Did you know...
...that the power from Voyager striking our deep space tracking antennas is 10-16 watts? A digital watch operates at a power level 20 billion times greater!
...that each Voyager spacecraft comprises 65,000 individual parts?
...that each of Voyager's tiny thrusters has a thrust of only three ounces? In the absence of friction, on a level road, it would take nearly six hours to accelerate a large car up to a speed of 48 km/h (30 mph) using one of the thrusters.
...that each Voyager used the enormous gravity field of Jupiter to be hurled on to Saturn, experiencing a Sun-relative speed increase of roughly 35,700 mph?

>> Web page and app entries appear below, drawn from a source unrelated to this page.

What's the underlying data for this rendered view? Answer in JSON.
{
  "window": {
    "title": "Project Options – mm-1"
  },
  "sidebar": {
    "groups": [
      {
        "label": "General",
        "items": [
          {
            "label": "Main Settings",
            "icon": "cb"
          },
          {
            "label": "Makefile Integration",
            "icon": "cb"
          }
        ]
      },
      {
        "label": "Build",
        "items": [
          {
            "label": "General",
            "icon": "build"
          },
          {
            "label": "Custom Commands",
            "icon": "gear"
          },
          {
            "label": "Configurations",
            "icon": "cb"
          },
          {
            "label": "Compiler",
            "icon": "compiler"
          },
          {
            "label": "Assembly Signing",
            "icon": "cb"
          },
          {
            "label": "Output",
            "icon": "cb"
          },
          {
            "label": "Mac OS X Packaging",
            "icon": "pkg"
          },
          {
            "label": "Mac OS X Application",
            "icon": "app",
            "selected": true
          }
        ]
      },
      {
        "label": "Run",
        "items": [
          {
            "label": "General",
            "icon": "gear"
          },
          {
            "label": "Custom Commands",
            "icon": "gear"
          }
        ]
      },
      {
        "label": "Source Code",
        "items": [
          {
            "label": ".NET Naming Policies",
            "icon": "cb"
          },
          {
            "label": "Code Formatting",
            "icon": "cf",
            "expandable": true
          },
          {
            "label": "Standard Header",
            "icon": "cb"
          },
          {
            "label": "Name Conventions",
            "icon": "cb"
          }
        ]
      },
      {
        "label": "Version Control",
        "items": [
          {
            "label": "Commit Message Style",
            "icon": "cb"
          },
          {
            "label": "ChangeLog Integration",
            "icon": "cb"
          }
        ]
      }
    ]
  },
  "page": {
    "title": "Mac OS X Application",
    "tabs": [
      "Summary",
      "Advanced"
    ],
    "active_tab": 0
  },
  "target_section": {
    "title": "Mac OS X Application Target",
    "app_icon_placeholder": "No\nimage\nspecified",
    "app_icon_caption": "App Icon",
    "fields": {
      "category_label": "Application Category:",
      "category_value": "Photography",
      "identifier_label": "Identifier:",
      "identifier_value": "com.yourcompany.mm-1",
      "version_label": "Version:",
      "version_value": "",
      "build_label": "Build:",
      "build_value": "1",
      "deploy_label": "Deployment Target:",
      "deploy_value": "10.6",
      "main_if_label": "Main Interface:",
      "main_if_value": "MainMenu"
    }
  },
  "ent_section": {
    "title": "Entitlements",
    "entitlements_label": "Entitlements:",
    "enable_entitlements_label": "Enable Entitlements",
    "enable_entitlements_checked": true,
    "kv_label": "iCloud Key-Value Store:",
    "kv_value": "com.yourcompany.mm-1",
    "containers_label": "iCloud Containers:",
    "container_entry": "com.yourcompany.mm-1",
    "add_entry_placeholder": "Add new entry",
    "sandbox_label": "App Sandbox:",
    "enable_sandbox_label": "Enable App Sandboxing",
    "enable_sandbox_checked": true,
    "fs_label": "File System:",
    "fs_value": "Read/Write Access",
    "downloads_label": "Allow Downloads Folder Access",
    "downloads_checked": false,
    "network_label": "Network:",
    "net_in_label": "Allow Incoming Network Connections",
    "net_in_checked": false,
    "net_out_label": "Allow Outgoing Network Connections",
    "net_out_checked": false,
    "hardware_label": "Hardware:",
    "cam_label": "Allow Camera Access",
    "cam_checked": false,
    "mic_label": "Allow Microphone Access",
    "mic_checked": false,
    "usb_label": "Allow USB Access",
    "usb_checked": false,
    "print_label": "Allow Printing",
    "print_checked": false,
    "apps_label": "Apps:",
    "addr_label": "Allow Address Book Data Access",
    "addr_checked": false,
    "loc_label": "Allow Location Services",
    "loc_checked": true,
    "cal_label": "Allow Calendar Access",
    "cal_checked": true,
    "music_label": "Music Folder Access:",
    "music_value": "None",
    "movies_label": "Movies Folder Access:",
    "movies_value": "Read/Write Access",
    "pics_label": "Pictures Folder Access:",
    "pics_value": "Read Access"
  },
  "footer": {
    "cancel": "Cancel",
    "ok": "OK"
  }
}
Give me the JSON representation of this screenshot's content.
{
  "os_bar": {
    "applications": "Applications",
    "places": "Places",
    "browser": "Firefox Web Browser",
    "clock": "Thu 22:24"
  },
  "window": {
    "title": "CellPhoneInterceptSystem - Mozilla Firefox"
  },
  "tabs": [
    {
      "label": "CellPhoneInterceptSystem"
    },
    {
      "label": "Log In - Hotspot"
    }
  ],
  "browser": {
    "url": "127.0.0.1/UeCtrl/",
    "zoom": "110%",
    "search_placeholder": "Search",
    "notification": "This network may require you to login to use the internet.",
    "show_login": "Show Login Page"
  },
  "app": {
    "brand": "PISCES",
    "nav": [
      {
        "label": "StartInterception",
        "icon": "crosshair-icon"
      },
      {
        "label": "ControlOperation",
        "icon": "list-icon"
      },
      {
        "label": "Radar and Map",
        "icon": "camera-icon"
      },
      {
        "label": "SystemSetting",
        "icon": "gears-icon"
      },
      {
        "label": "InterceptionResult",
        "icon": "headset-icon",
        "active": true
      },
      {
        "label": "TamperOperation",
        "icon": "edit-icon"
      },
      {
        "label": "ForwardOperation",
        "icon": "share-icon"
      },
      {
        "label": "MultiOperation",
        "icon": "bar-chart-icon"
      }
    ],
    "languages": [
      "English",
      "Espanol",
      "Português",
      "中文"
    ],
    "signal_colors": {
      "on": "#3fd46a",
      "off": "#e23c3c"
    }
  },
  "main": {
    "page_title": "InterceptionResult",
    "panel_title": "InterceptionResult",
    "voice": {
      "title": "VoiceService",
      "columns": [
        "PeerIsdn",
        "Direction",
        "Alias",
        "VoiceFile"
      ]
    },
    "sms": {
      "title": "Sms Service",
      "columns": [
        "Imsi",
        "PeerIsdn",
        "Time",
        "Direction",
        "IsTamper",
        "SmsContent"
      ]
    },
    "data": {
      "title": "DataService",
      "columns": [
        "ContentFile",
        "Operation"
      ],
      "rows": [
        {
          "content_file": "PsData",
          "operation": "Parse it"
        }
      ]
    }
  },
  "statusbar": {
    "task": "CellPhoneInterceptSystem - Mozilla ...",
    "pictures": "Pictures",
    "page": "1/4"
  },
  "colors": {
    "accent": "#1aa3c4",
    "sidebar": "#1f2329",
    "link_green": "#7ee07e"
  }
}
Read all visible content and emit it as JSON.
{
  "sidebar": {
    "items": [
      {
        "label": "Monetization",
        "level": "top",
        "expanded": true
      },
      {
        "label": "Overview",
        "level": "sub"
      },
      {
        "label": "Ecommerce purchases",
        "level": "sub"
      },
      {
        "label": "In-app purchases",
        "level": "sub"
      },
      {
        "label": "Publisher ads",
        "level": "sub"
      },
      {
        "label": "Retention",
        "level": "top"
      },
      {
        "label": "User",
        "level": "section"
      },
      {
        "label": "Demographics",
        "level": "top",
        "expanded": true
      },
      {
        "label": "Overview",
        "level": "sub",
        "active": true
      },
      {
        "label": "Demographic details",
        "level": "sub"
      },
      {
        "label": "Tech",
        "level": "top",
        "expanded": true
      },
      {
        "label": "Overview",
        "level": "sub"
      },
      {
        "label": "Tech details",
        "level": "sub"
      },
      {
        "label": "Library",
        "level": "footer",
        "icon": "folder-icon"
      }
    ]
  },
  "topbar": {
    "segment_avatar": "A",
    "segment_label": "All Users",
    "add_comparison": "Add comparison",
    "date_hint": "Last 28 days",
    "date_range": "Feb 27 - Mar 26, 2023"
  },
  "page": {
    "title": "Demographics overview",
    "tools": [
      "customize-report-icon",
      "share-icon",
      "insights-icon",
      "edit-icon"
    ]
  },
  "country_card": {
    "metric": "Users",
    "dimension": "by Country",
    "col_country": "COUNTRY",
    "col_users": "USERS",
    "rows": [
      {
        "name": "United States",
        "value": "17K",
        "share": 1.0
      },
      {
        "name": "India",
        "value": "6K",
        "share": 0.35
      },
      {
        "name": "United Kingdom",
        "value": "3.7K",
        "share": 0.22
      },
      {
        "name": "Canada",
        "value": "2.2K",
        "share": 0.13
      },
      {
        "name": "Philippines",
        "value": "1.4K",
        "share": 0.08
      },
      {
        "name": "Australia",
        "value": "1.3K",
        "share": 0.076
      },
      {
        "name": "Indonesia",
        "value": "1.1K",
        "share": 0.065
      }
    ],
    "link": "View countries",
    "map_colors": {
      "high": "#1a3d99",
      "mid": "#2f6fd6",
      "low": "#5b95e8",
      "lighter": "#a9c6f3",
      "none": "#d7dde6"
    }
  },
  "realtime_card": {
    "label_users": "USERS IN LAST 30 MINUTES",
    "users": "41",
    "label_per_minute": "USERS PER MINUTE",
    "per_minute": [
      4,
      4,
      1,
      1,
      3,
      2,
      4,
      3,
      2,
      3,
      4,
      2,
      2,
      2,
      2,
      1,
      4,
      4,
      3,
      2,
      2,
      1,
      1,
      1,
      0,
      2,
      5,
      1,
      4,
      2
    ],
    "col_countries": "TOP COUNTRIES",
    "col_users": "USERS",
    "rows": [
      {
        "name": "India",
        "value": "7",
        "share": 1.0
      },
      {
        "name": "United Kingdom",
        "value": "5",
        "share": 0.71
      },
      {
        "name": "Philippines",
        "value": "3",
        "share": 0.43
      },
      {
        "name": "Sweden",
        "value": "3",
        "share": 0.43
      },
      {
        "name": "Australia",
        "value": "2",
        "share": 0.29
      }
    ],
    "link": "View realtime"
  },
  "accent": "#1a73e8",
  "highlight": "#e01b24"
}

...that Voyager 2's fuel economy is 13,000 km/liter (30,000 mi/gallon) and rising?
...that the resolution of the Voyager narrow-angle television cameras is sharp enough to read a newspaper headline at a distance of 1 km?
...that the Voyager spacecraft travel approximately one light-year every 10,000 years?
The Voyager mission was designed to take advantage of a rare geometric arrangement of the outer planets in the late 1970s and the 1980s which allowed for a four-planet tour for a minimum of propellant and trip time. This layout of Jupiter, Saturn, Uranus, and Neptune, which occurs about every 175 years, allows a spacecraft on a particular flight path to swing from one planet to the next without the need for large onboard propulsion systems. The flyby of each planet bends the spacecraft's flight path and increases its speed enough to deliver it to the next destination. Using this "gravity assist" technique, first demonstrated with NASA's Mariner 10 Venus/Mercury mission in 1973-74, the flight time to Neptune was reduced from 30 years to 12.
While the four-planet mission was known to be possible, it was deemed to be too expensive to build a spacecraft that could go the distance, carry the instruments needed, and last long enough to accomplish such a long mission. Thus, the twin Voyager spacecraft were funded to conduct intensive flyby studies of Jupiter and Saturn only. More than 10,000 trajectories were studied before choosing the two that would allow close flybys of Jupiter and its large moon Io, and Saturn and its large moon Titan; the chosen flight path for Voyager 2 also preserved the option to continue on to Uranus and Neptune.
From the NASA Kennedy Space Center at Cape Canaveral, Florida, Voyager 2 was launched first, on August 20, 1977; Voyager 1 was launched on a faster, shorter trajectory on September 5, 1977. Both spacecraft were delivered to space aboard Titan-Centaur expendable rockets.
After Voyager 2's successful Saturn encounter, it was shown that Voyager 2 would likely be able to fly on to Uranus with all instruments operating. NASA provided additional funding to continue operating the two spacecraft and authorized the Jet Propulsion Laboratory to conduct a Uranus flyby. Subsequently, NASA also authorized the Neptune leg of the mission, which was renamed the Voyager Neptune Interstellar Mission.
Voyager 2 encountered Uranus on January 24, 1986, returning detailed photos and other data on the planet, its moons, magnetic field and dark rings. Voyager 1, meanwhile, continues to press outward, conducting studies of interplanetary space. Eventually, its instruments may be the first of any spacecraft to sense the heliopause--the boundary between the end of the Sun's magnetic influence and the beginning of interstellar space.
Following Voyager 2's closest approach to Neptune on August 25, 1989, the spacecraft flew southward, below the ecliptic plane and onto a course that will take it, too, to interstellar space. Reflecting the Voyagers' new transplanetary destinations, the project is now known as the Voyager Interstellar Mission.
There are several fields and particle instruments that can continue to send back data as long as the spacecraft stays alive. They include: the cosmic ray subsystem, the low-energy charge particle instrument, the magnetometer, the plasma subsystem, the plasma wave subsystem, and the planetary radio astronomy instrument. Barring any catastrophic events, JPL should be able to retrieve this data for the next two or three decares.
NASA Spacelink: Voyager - mission summary, lots of Voyager images
Voyager Project Information - very thorough description of mission
Voyager Project Home Page - detailed information, images, sound
* Picture credit - NSSDC
* This text was adapted from the JPL Voyager Project Home Page.